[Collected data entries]
▼

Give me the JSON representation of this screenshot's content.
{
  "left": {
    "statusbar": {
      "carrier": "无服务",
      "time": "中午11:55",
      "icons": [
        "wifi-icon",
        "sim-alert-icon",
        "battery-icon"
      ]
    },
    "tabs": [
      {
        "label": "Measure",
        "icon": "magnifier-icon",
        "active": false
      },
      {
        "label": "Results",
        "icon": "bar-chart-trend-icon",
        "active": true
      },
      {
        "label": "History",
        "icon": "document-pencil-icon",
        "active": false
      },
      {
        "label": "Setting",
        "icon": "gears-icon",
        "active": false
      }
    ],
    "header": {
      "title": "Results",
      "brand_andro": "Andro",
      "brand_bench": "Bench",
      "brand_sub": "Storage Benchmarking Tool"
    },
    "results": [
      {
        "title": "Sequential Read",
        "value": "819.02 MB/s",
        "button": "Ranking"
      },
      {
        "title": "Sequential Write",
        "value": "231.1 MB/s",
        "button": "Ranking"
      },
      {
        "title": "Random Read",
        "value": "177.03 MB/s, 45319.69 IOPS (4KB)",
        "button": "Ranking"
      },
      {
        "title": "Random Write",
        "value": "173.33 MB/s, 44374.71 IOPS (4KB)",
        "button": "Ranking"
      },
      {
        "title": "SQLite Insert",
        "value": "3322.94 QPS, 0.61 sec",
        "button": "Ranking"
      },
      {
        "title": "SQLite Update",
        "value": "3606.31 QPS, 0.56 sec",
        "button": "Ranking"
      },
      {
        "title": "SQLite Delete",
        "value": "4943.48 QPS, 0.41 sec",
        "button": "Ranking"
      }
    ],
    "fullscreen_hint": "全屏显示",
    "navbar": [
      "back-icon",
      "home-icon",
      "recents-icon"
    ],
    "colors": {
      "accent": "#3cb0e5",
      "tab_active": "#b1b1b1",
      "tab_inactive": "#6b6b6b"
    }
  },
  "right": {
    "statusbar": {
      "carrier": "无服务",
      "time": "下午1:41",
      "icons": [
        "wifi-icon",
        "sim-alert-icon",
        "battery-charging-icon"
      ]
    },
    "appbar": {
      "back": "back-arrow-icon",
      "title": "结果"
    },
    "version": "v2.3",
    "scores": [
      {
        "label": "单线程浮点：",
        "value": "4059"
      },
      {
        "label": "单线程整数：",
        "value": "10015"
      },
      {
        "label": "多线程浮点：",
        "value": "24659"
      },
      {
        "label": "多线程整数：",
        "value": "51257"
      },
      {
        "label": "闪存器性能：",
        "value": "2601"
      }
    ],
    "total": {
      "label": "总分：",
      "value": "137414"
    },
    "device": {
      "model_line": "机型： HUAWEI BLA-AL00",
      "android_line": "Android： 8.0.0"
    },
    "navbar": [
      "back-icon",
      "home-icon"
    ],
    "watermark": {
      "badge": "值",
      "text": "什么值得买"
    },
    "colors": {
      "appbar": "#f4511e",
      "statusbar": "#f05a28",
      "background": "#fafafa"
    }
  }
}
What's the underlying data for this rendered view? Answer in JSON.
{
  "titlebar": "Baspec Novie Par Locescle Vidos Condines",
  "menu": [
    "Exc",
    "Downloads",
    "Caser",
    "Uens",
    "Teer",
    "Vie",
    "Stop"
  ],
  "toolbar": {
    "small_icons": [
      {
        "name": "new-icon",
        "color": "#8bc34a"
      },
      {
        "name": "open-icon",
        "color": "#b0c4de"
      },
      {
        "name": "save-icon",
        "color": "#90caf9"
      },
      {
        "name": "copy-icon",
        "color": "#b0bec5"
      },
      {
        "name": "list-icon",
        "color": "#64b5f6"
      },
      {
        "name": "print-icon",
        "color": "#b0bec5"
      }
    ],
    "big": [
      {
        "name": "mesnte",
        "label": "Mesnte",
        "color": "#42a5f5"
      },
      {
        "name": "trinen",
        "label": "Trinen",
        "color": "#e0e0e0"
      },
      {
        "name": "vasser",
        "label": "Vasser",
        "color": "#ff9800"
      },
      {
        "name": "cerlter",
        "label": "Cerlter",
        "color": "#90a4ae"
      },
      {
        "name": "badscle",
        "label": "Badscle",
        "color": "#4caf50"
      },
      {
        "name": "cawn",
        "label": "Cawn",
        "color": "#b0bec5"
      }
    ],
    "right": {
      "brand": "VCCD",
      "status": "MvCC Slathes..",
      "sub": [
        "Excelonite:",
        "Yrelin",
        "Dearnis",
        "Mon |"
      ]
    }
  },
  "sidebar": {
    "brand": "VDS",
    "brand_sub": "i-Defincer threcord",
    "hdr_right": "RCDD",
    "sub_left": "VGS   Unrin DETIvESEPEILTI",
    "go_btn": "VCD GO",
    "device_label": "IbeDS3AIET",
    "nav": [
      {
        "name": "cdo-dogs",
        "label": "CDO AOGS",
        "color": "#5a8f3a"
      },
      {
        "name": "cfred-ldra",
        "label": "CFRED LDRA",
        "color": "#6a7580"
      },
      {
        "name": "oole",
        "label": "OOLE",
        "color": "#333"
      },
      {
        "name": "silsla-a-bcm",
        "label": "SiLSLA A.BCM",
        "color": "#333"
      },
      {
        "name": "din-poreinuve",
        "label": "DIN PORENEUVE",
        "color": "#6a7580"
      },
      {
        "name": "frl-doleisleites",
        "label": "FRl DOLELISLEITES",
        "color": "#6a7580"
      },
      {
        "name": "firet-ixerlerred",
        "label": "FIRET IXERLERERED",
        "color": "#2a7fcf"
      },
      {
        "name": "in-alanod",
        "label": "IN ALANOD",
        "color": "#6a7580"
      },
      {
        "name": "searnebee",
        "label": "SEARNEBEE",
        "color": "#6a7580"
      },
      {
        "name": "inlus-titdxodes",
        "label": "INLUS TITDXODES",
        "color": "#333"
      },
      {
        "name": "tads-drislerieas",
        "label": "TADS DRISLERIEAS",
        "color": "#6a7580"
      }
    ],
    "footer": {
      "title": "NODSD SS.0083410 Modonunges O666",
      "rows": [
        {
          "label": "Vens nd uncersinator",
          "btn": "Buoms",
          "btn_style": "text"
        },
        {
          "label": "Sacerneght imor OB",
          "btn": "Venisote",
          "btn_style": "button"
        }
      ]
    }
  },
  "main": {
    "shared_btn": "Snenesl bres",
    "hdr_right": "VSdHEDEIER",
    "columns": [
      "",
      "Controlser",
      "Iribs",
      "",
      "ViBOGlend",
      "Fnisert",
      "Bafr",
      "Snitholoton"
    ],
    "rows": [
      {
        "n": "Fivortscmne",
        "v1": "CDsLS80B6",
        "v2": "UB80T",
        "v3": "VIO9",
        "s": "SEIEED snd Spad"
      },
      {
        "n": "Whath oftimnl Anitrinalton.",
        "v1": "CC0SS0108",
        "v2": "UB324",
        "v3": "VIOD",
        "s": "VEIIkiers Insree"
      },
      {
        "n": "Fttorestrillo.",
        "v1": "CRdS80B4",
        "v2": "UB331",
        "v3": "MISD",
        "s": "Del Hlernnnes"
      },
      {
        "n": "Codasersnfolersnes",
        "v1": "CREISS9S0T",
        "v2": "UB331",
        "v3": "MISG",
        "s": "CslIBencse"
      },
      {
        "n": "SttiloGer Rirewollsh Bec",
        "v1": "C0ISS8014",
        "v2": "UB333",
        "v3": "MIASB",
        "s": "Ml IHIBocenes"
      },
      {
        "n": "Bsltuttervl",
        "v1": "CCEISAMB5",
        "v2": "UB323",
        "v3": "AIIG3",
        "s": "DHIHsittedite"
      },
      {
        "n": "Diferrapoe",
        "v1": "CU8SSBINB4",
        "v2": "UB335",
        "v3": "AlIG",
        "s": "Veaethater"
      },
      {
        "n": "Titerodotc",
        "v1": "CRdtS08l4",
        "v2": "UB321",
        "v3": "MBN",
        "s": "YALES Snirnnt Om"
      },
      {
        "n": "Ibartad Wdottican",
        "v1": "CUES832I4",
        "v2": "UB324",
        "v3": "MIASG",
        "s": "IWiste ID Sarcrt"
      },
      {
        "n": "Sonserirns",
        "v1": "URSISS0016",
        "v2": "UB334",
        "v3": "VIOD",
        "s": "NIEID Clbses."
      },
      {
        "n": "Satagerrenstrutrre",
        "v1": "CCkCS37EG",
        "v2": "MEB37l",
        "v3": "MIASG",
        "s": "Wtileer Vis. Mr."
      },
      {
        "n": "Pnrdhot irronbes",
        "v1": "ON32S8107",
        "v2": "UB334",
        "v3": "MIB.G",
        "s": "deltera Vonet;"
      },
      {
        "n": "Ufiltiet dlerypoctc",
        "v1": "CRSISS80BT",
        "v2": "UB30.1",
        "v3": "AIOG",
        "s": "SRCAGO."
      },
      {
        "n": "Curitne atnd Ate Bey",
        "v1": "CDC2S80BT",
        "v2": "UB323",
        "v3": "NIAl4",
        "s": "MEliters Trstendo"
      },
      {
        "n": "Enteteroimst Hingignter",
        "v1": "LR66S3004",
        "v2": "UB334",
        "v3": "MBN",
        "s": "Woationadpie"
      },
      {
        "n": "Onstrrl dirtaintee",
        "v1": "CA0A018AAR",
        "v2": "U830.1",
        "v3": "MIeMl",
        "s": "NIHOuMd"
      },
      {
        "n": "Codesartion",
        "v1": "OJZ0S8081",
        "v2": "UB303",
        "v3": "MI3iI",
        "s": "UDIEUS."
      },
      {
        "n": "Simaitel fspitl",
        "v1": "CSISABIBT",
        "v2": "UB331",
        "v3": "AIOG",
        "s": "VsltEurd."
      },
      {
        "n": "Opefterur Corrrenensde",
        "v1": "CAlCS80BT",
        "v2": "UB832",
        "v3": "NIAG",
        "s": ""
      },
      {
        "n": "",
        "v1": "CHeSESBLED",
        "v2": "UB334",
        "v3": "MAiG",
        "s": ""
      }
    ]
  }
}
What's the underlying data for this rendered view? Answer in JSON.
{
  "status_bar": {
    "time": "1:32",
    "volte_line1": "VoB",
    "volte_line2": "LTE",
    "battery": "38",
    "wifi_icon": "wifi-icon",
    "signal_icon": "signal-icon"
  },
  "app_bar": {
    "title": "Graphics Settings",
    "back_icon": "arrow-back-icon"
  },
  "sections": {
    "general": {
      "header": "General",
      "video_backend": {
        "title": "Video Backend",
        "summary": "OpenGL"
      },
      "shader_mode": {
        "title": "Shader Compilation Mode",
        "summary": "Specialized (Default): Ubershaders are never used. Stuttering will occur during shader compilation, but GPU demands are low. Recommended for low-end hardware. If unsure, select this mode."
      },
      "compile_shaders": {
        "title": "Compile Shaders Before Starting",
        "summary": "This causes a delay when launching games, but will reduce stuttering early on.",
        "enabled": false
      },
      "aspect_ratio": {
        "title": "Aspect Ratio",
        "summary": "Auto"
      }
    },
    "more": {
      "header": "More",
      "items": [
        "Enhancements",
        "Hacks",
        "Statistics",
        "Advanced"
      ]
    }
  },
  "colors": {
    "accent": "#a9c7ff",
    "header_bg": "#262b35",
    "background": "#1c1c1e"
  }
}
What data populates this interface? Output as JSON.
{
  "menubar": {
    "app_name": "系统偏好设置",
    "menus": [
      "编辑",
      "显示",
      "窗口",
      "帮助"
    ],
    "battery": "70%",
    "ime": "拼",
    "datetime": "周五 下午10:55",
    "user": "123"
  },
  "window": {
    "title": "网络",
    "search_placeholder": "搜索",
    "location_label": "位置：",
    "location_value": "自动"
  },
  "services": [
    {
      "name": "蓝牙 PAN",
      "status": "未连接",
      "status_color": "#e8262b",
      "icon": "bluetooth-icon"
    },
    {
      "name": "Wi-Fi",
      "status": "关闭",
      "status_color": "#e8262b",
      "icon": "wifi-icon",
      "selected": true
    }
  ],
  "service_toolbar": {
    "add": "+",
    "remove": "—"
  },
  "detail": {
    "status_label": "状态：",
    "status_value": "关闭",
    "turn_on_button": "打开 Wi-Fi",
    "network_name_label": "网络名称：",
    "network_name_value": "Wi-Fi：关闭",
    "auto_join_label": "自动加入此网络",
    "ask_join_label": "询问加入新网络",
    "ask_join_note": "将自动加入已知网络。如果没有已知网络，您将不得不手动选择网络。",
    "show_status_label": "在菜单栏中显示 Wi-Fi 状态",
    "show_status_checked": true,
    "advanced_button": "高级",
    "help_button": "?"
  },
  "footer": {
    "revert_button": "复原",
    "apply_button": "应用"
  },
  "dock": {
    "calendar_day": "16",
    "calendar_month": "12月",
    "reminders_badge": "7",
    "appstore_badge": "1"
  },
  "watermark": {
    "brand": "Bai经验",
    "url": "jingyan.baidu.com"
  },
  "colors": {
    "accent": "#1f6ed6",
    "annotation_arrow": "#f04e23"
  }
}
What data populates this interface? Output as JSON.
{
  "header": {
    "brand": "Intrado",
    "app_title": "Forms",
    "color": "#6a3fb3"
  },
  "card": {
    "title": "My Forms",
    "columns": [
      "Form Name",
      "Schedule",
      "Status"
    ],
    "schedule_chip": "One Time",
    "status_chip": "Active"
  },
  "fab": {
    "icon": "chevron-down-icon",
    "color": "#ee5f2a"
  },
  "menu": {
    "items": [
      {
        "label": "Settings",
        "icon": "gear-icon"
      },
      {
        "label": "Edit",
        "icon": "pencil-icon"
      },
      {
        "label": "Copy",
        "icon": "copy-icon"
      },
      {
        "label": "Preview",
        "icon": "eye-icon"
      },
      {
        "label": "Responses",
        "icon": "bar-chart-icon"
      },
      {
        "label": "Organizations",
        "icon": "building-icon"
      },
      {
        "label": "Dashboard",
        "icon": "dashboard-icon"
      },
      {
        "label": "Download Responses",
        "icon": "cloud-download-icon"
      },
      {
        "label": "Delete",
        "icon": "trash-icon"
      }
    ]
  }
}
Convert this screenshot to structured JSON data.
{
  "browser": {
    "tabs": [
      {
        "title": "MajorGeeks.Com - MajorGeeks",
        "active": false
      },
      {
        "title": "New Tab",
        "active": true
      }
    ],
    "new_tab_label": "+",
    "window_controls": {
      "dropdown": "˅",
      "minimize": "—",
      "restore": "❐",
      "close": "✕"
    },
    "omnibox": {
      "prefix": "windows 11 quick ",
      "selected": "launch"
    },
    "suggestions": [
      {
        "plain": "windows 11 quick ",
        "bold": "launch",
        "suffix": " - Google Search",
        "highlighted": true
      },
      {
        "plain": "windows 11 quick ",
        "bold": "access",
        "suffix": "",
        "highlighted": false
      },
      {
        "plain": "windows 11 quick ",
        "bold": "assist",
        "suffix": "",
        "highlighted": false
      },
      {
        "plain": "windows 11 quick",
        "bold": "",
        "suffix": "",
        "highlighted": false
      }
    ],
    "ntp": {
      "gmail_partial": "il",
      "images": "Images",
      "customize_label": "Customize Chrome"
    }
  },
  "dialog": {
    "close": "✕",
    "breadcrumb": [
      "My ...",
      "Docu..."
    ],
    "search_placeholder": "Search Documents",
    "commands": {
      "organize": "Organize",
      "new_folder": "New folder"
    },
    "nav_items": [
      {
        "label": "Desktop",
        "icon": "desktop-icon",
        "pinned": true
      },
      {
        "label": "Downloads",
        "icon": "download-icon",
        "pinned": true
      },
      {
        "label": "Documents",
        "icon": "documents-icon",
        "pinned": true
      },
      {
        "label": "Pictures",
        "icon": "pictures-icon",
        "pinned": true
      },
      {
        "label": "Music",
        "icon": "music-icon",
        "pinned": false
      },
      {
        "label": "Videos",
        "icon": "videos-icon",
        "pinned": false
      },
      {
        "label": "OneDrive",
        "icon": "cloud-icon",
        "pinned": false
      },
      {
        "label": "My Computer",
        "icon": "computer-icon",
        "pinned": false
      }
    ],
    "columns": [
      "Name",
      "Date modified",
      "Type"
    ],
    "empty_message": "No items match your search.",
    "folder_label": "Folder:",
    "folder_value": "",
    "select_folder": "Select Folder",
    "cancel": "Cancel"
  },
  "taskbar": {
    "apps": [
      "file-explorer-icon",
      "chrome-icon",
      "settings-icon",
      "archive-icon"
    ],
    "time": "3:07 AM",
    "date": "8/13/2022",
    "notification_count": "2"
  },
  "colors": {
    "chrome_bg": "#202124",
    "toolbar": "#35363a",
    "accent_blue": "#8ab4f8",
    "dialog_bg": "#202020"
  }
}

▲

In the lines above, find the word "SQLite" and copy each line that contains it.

        "title": "SQLite Insert",
        "title": "SQLite Update",
        "title": "SQLite Delete",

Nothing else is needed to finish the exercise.